"The Kialegee Tribal Town, however, remains hopeful that we can resolve our differences with the Muscogee Creek Nation through inter-tribal discussions. The Kialegee Tribal Town has the legal right as a successor to the Creek Confederacy to pursue economic development on lands located within our former reservation boundaries.

"Finally, we have to express sadness that our fellow Creek Confederacy members would oppose for political reasons our attempts to finally attain economic self-sufficiency in light of our shared history of forced removal through the "Trail of Tears." That long march saw many of our people either die or contract illnesses that affected them for the remainder of their lives. In addition, our shared history in Oklahoma was one of widespread lack of economic opportunity and abject poverty for many of our members.

"Chief Tiger seems to have turned his back on his own tribal and family history and, in the process, proposed that our Tribe forever be second class citizens within its own reservation as defined by federal law."

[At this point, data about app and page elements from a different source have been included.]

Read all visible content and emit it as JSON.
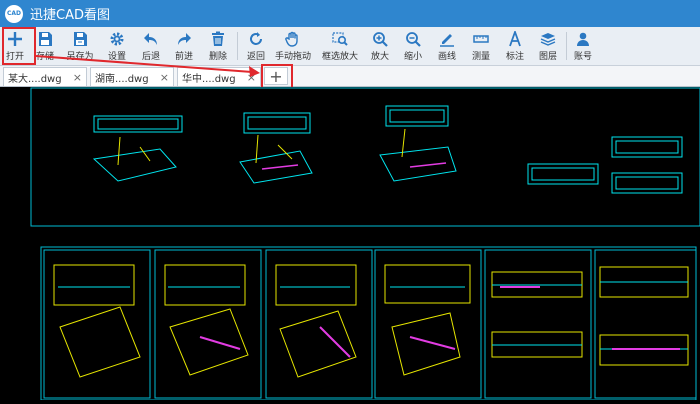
{
  "app": {
    "title": "迅捷CAD看图",
    "logo": "CAD"
  },
  "toolbar": {
    "buttons": [
      {
        "label": "打开",
        "icon": "plus-icon"
      },
      {
        "label": "存储",
        "icon": "save-icon"
      },
      {
        "label": "另存为",
        "icon": "save-as-icon"
      },
      {
        "label": "设置",
        "icon": "gear-icon"
      },
      {
        "label": "后退",
        "icon": "undo-icon"
      },
      {
        "label": "前进",
        "icon": "redo-icon"
      },
      {
        "label": "删除",
        "icon": "trash-icon"
      },
      {
        "label": "返回",
        "icon": "return-icon"
      },
      {
        "label": "手动拖动",
        "icon": "hand-icon"
      },
      {
        "label": "框选放大",
        "icon": "box-zoom-icon"
      },
      {
        "label": "放大",
        "icon": "zoom-in-icon"
      },
      {
        "label": "缩小",
        "icon": "zoom-out-icon"
      },
      {
        "label": "画线",
        "icon": "pen-icon"
      },
      {
        "label": "测量",
        "icon": "ruler-icon"
      },
      {
        "label": "标注",
        "icon": "text-a-icon"
      },
      {
        "label": "图层",
        "icon": "layers-icon"
      },
      {
        "label": "账号",
        "icon": "user-icon"
      }
    ]
  },
  "tabs": [
    {
      "name": "某大....dwg",
      "close": "×"
    },
    {
      "name": "湖南....dwg",
      "close": "×"
    },
    {
      "name": "华中....dwg",
      "close": "×"
    }
  ],
  "add_tab": "+",
  "colors": {
    "titlebar": "#2f86cf",
    "toolbar": "#e9eef4",
    "icon_blue": "#2b78c2",
    "highlight": "#e0282d",
    "cad_cyan": "#00e5ee",
    "cad_yellow": "#e6e600",
    "cad_magenta": "#e23ce2",
    "canvas": "#000000"
  }
}
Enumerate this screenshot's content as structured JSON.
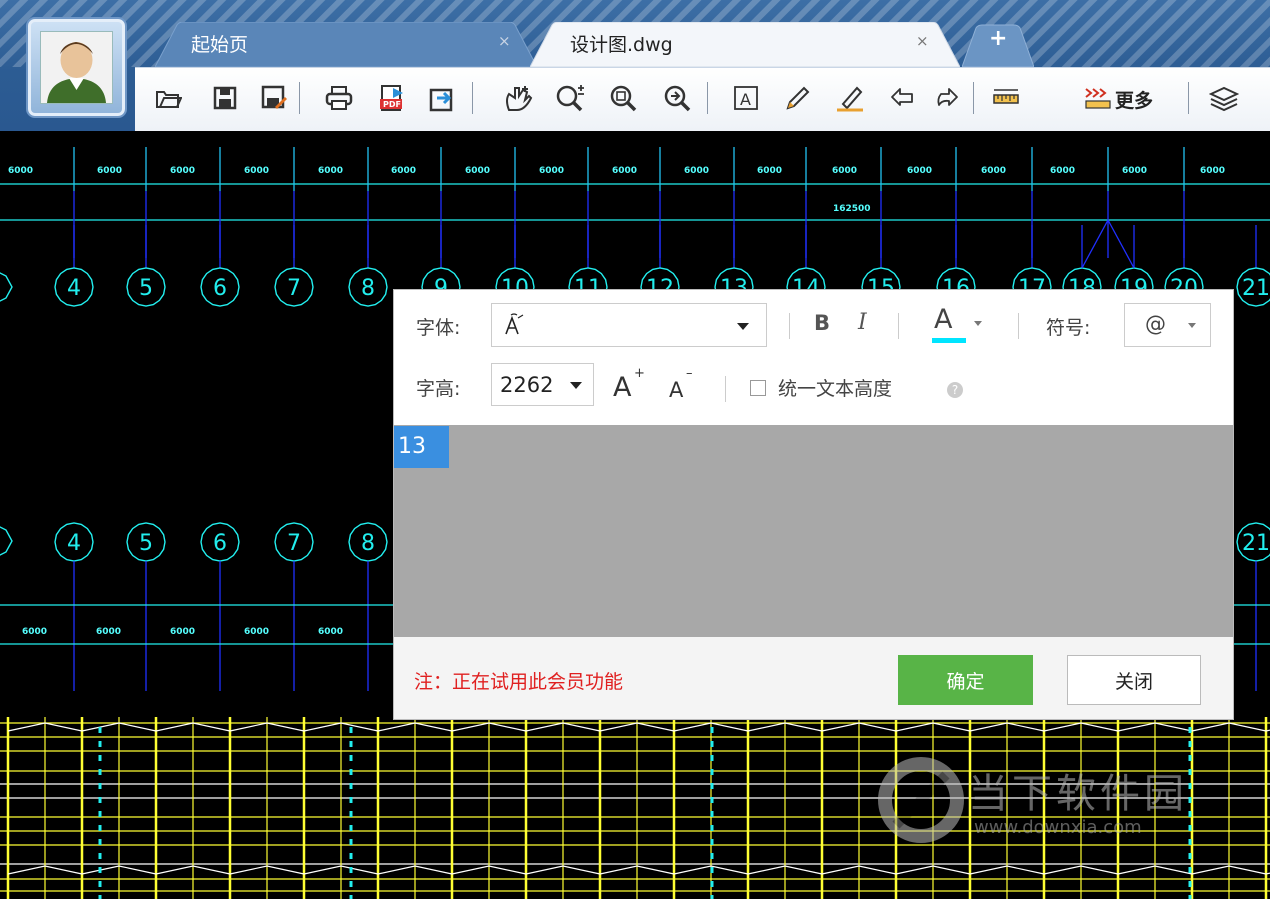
{
  "tabs": [
    {
      "title": "起始页",
      "close": "×",
      "active": false
    },
    {
      "title": "设计图.dwg",
      "close": "×",
      "active": true
    }
  ],
  "new_tab_label": "+",
  "toolbar": {
    "icons": [
      "open-folder-icon",
      "save-icon",
      "save-as-icon",
      "print-icon",
      "export-pdf-icon",
      "export-image-icon",
      "convert-icon",
      "pan-hand-icon",
      "zoom-in-out-icon",
      "zoom-window-icon",
      "zoom-extents-icon",
      "text-tool-icon",
      "pencil-icon",
      "highlighter-icon",
      "undo-icon",
      "redo-icon",
      "measure-ruler-icon",
      "measure-more-icon",
      "layers-icon"
    ],
    "more_label": "更多"
  },
  "cad": {
    "top_dims": [
      "6000",
      "6000",
      "6000",
      "6000",
      "6000",
      "6000",
      "6000",
      "6000",
      "6000",
      "6000",
      "6000",
      "6000",
      "6000",
      "6000",
      "6000",
      "6000",
      "6000"
    ],
    "total_dim": "162500",
    "axis_labels_top": [
      "4",
      "5",
      "6",
      "7",
      "8",
      "9",
      "10",
      "11",
      "12",
      "13",
      "14",
      "15",
      "16",
      "17",
      "18",
      "19",
      "20",
      "21"
    ],
    "axis_labels_bottom": [
      "4",
      "5",
      "6",
      "7",
      "8",
      "21"
    ],
    "bottom_dims": [
      "6000",
      "6000",
      "6000",
      "6000",
      "6000"
    ]
  },
  "dialog": {
    "font_label": "字体:",
    "font_value": "",
    "bold_label": "B",
    "italic_label": "I",
    "color_label": "A",
    "color_underline": "#00e5ff",
    "symbol_label": "符号:",
    "symbol_value": "@",
    "height_label": "字高:",
    "height_value": "2262",
    "increase_font_label": "A",
    "decrease_font_label": "A",
    "uniform_height_label": "统一文本高度",
    "edit_text": "13",
    "trial_note": "注：正在试用此会员功能",
    "ok_label": "确定",
    "close_label": "关闭"
  },
  "watermark": {
    "title": "当下软件园",
    "url": "www.downxia.com"
  },
  "colors": {
    "accent_green": "#58b447",
    "cad_cyan": "#2ee",
    "cad_blue": "#2030ff",
    "cad_yellow": "#ffff33"
  }
}
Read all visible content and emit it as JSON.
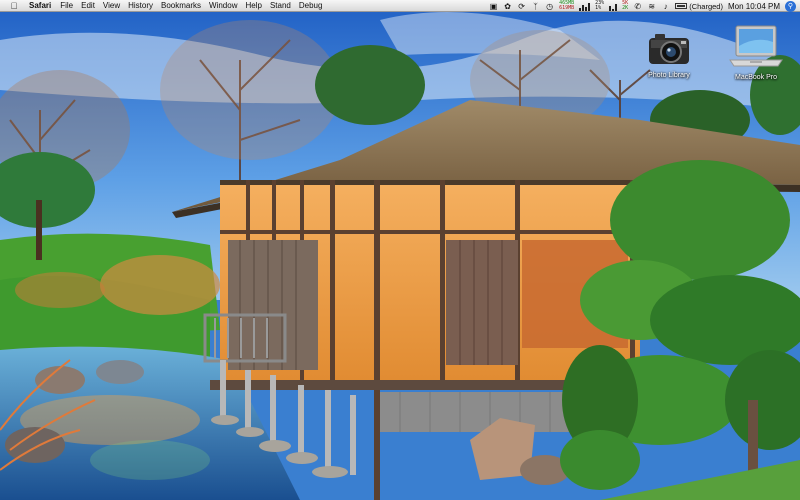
{
  "menubar": {
    "apple_icon": "apple-logo-icon",
    "app_name": "Safari",
    "menus": [
      "File",
      "Edit",
      "View",
      "History",
      "Bookmarks",
      "Window",
      "Help",
      "Stand",
      "Debug"
    ],
    "status": {
      "memory_used": "465MB",
      "memory_free": "619MB",
      "cpu_user": "23%",
      "cpu_sys": "1%",
      "net_in": "5K",
      "net_out": "2K",
      "battery": "(Charged)",
      "clock": "Mon 10:04 PM"
    }
  },
  "desktop": {
    "icons": [
      {
        "label": "Photo Library",
        "icon": "camera-icon"
      },
      {
        "label": "MacBook Pro",
        "icon": "laptop-icon"
      }
    ]
  },
  "colors": {
    "sky": "#3d7fd6",
    "roof": "#8a6f4a",
    "wall": "#f0a040",
    "grass": "#48a030",
    "water": "#2a6fb0"
  }
}
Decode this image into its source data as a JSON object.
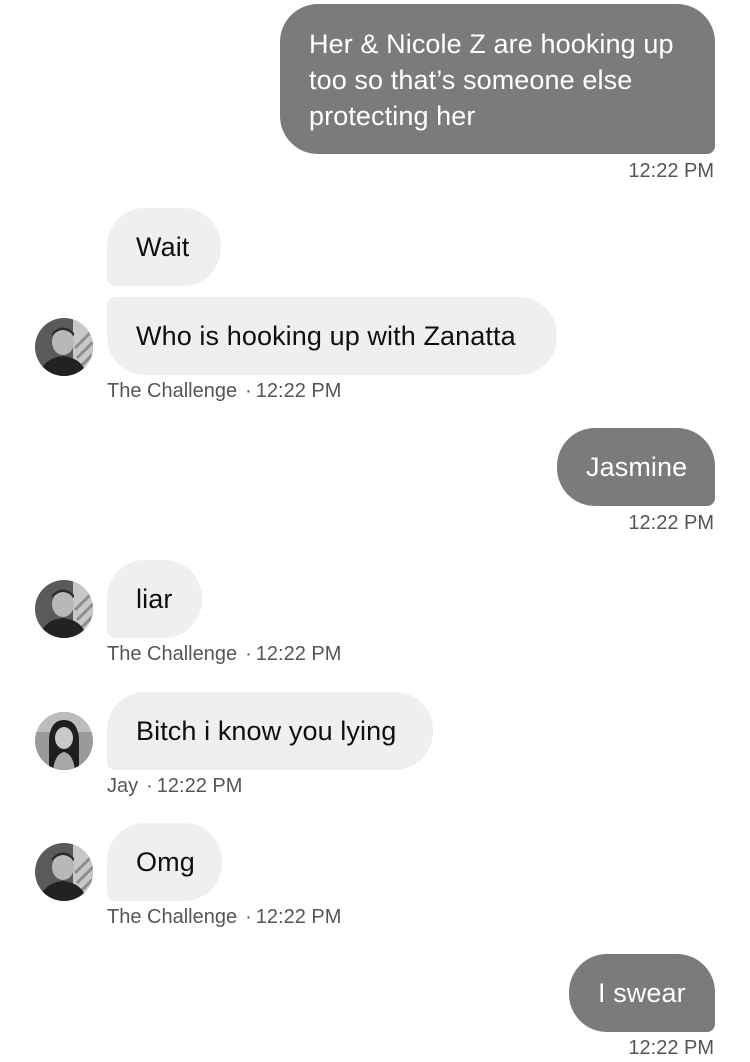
{
  "conversation": {
    "messages": [
      {
        "id": "m1",
        "direction": "sent",
        "lines": [
          "Her & Nicole Z are hooking up",
          "too so that’s someone else",
          "protecting her"
        ],
        "time": "12:22 PM"
      },
      {
        "id": "m2",
        "direction": "received",
        "text": "Wait"
      },
      {
        "id": "m3",
        "direction": "received",
        "text": "Who is hooking up with Zanatta",
        "sender": "The Challenge",
        "time": "12:22 PM",
        "avatar": "challenge-avatar"
      },
      {
        "id": "m4",
        "direction": "sent",
        "text": "Jasmine",
        "time": "12:22 PM"
      },
      {
        "id": "m5",
        "direction": "received",
        "text": "liar",
        "sender": "The Challenge",
        "time": "12:22 PM",
        "avatar": "challenge-avatar"
      },
      {
        "id": "m6",
        "direction": "received",
        "text": "Bitch i know you lying",
        "sender": "Jay",
        "time": "12:22 PM",
        "avatar": "jay-avatar"
      },
      {
        "id": "m7",
        "direction": "received",
        "text": "Omg",
        "sender": "The Challenge",
        "time": "12:22 PM",
        "avatar": "challenge-avatar"
      },
      {
        "id": "m8",
        "direction": "sent",
        "text": "I swear",
        "time": "12:22 PM"
      }
    ],
    "meta_separator": "·"
  },
  "colors": {
    "sent_bubble": "#7b7b7b",
    "received_bubble": "#efefef",
    "meta_text": "#555555",
    "background": "#ffffff"
  }
}
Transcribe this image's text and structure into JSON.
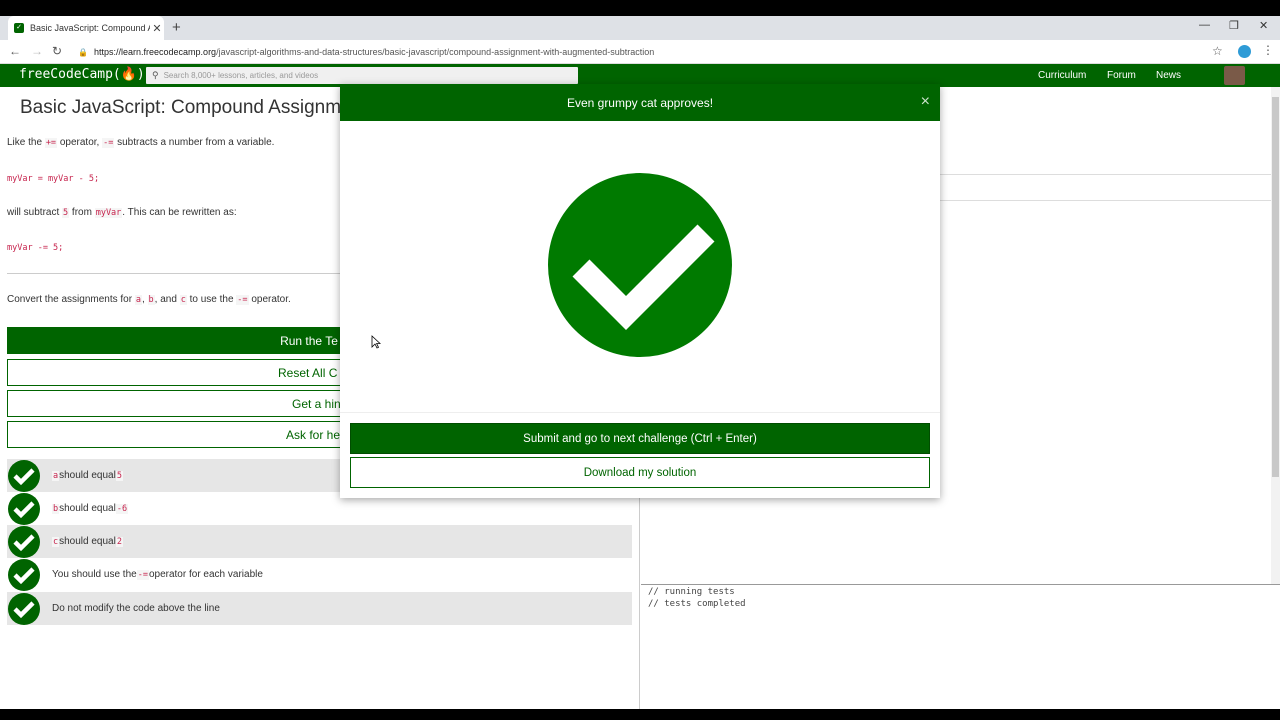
{
  "browser": {
    "tab_title": "Basic JavaScript: Compound Assi",
    "url_host": "https://learn.freecodecamp.org",
    "url_path": "/javascript-algorithms-and-data-structures/basic-javascript/compound-assignment-with-augmented-subtraction"
  },
  "nav": {
    "logo": "freeCodeCamp(🔥)",
    "search_placeholder": "Search 8,000+ lessons, articles, and videos",
    "links": [
      "Curriculum",
      "Forum",
      "News"
    ]
  },
  "lesson": {
    "title": "Basic JavaScript: Compound Assignme",
    "p1_a": "Like the ",
    "p1_code1": "+=",
    "p1_b": " operator, ",
    "p1_code2": "-=",
    "p1_c": " subtracts a number from a variable.",
    "code1": "myVar = myVar - 5;",
    "p2_a": "will subtract ",
    "p2_code1": "5",
    "p2_b": " from ",
    "p2_code2": "myVar",
    "p2_c": ". This can be rewritten as:",
    "code2": "myVar -= 5;",
    "p3_a": "Convert the assignments for ",
    "p3_code1": "a",
    "p3_b": ", ",
    "p3_code2": "b",
    "p3_c": ", and ",
    "p3_code3": "c",
    "p3_d": " to use the ",
    "p3_code4": "-=",
    "p3_e": " operator."
  },
  "buttons": {
    "run": "Run the Te",
    "reset": "Reset All C",
    "hint": "Get a hin",
    "ask": "Ask for he"
  },
  "tests": [
    {
      "code": "a",
      "text": " should equal ",
      "val": "5"
    },
    {
      "code": "b",
      "text": " should equal ",
      "val": "-6"
    },
    {
      "code": "c",
      "text": " should equal ",
      "val": "2"
    },
    {
      "pre": "You should use the ",
      "code": "-=",
      "text": " operator for each variable"
    },
    {
      "text": "Do not modify the code above the line"
    }
  ],
  "console": {
    "line1": "// running tests",
    "line2": "// tests completed"
  },
  "modal": {
    "title": "Even grumpy cat approves!",
    "close": "×",
    "submit": "Submit and go to next challenge (Ctrl + Enter)",
    "download": "Download my solution"
  },
  "colors": {
    "brand": "#006400"
  }
}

Tiger noted that the Kialegee Tribal Town is seeking a spot for its casino outside the rural area near its home in Wetumka, and he sympathized with the Kialegee's desire for economic growth.

NewsOn6.com was planning to live stream the news conference but audio problems are interfering. 

He also paid tribute to Congressman John Sullivan, calling Sullivan the only political leader who had contacted him to discuss the construction.

Congressman John Sullivan released a statement regarding comments from Muscogee (Creek) Chief George Tiger:

"I want to commend Muscogee (Creek) Nation Chief George Tiger for his statement today publicly opposing the development of a gaming facility at the northwest corner of 111th Street and 129th E. Avenue in Broken Arrow.

I met with Chief Tiger, other Creek officials and members of his staff on Friday and we discussed the gravity of this issue as a potential precedent-setting matter that could negatively impact neighborhoods and communities all across Oklahoma. During the meeting, we also discussed the common ground we share – job creation and economic development – for Native Americans and all Oklahomans.

I intend to take Chief Tiger's statement into my meeting with National Indian Gaming Commission and Department of Interior officials on Wednesday, offering it as yet another brick in the wall of opposition that has been built against this casino development. I am confident it will carry much weight in my and the Broken Arrow community's efforts to stop the casino in its tracks."

"In the spirit of Martin Luther King, I want to express that we are all neighbors, and I want us to work together," Tiger said during Monday's news conference.

Many residents of Broken Arrow and some Oklahoma political leaders oppose the casino's construction.

The Broken Arrow Citizens Against Neighborhood Gaming released the following statement: 

"Today's announcement from Muscogee (Creek) Chief George Tiger is very welcome news! With this announcement, Chief Tiger and the Muscogee (Creek) Nation demonstrate yet again their commitment to our neighborhoods, to our communities, to the city of Broken Arrow and to all of Tulsa County and Northeastern Oklahoma. The Muscogee (Creek) have long understood that they are stakeholders in the successes of our local economies and that as the local economies sustain success, so do the tribes, their citizens and the Muscogee (Creek) Nation.

The Broken Arrow Citizens Against Neighborhood Gaming, LLC (BACANG) deeply appreciate the leadership Congressman John Sullivan has continually demonstrated in spearheading a focused aggressive federal legislative opposition to this illegal casino. Congressman Sullivan is continually willing to tackle critical issues and fight for the citizens of our community. BACANG would not have made such progress without his leadership, support and unwavering energy. He is helping to spare this community from a land development which would certainly have a materially detrimental impact on Broken Arrow and the surrounding communities."

Chief Tiger says he has not met with the chief of the Kialegee's but plans to do so in the near future.